USCF OTB: Ok to stand behind Opponent's Chair? + Puzzle Question

SeniorPatzer

I asked Martin Stahl about this, and he's a tournament director, and he said: 

 

"Players are allowed to move around and can look at the position from any angle. As long as they are not intruding on the other player's space, then there is nothing wrong."

HolographWars

I usually do that for black, to see white's perspective, and do that about 2 times per game.

SeniorPatzer
HolographWars wrote:

I usually do that for black, to see white's perspective, and do that about 2 times per game.

 

I asked this before, but maybe it got skipped because it was the last comment on the previous page:

 

Curious, HolographWars.  Do you ever feel funny or self-conscious when you walk over to your opponent's side of the table?  I've never done it before, but I'm thinking I'd feel a little weird, and hoping that the other players in the playing hall don't think I'm weird.
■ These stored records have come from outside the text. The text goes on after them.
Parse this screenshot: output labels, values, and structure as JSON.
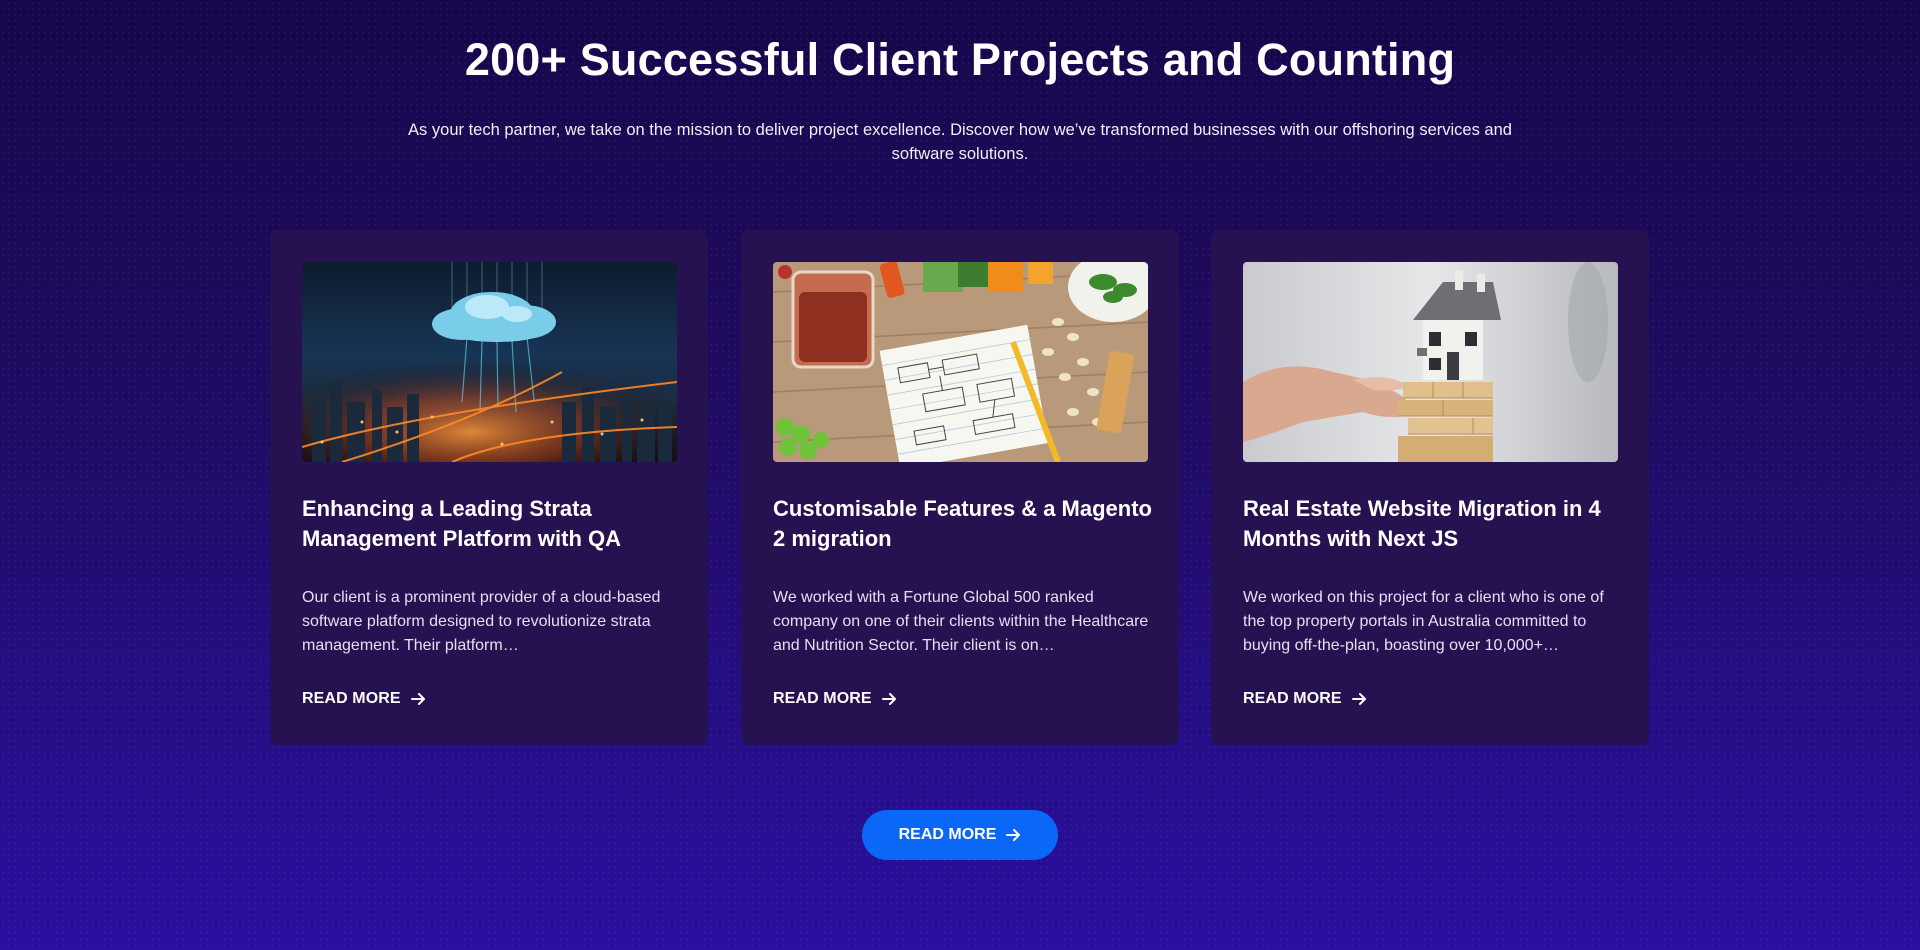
{
  "section": {
    "title": "200+ Successful Client Projects and Counting",
    "subtitle": "As your tech partner, we take on the mission to deliver project excellence. Discover how we’ve transformed businesses with our offshoring services and software solutions."
  },
  "cards": [
    {
      "image_icon": "cloud-city-image",
      "title": "Enhancing a Leading Strata Management Platform with QA",
      "description": "Our client is a prominent provider of a cloud-based software platform designed to revolutionize strata management. Their platform…",
      "link_label": "READ MORE"
    },
    {
      "image_icon": "food-notes-image",
      "title": "Customisable Features & a Magento 2 migration",
      "description": "We worked with a Fortune Global 500 ranked company on one of their clients within the Healthcare and Nutrition Sector. Their client is on…",
      "link_label": "READ MORE"
    },
    {
      "image_icon": "house-blocks-image",
      "title": "Real Estate Website Migration in 4 Months with Next JS",
      "description": "We worked on this project for a client who is one of the top property portals in Australia committed to buying off-the-plan, boasting over 10,000+…",
      "link_label": "READ MORE"
    }
  ],
  "main_button": {
    "label": "READ MORE",
    "icon": "arrow-right-icon"
  },
  "colors": {
    "background_top": "#17064a",
    "background_bottom": "#2a0fa0",
    "card_background": "#261251",
    "button": "#0b67f5",
    "text": "#ffffff"
  }
}
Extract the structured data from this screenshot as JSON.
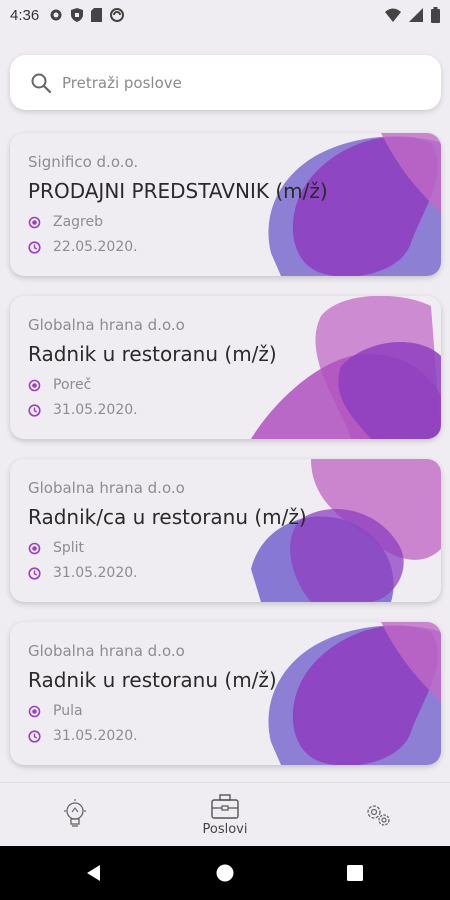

HolographWars

I like to do it because I am usually more at home with white. I don't feel funny. Chess diagrams in books always feature white side first. I want to know how my position looks from the "normal" point of view, thought I have never thought my position "drastically changes" when I move from one side to another. 

HolographWars

And it helps me think, "What would I do if I were white, and how can I prepare myself?"

Firethorn15

This concept of seeing things from your opponent's point of view (especially from White's point of view as Black, for the aforementioned reason (diagrams in books)) is interesting. I had an OTB game once as White where my opponent, a 2000-rated player, fell for the following trap:

This is an extremely famous trap (Fischer - Reshevsky, New York 1958-59), and my opponent had seen it before, but it is always shown from the White side and thus a player unfamiliar with the opening (my opponent plays many different opening lines as either colour) would not necessarily spot it in an OTB game.

AnthonyAtanasov
Firethorn15 wrote:

This concept of seeing things from your opponent's point of view (especially from White's point of view as Black, for the aforementioned reason (diagrams in books)) is interesting. I had an OTB game once as White where my opponent, a 2000-rated player, fell for the following trap:

This is an extremely famous trap (Fischer - Reshevsky, New York 1958-59), and my opponent had seen before, but it is always shown from the White side and thus a player unfamiliar with the opening (my opponent plays many different opening lines as either colour) would not necessarily see it.

that is one of my favorite opening traps btw grin.png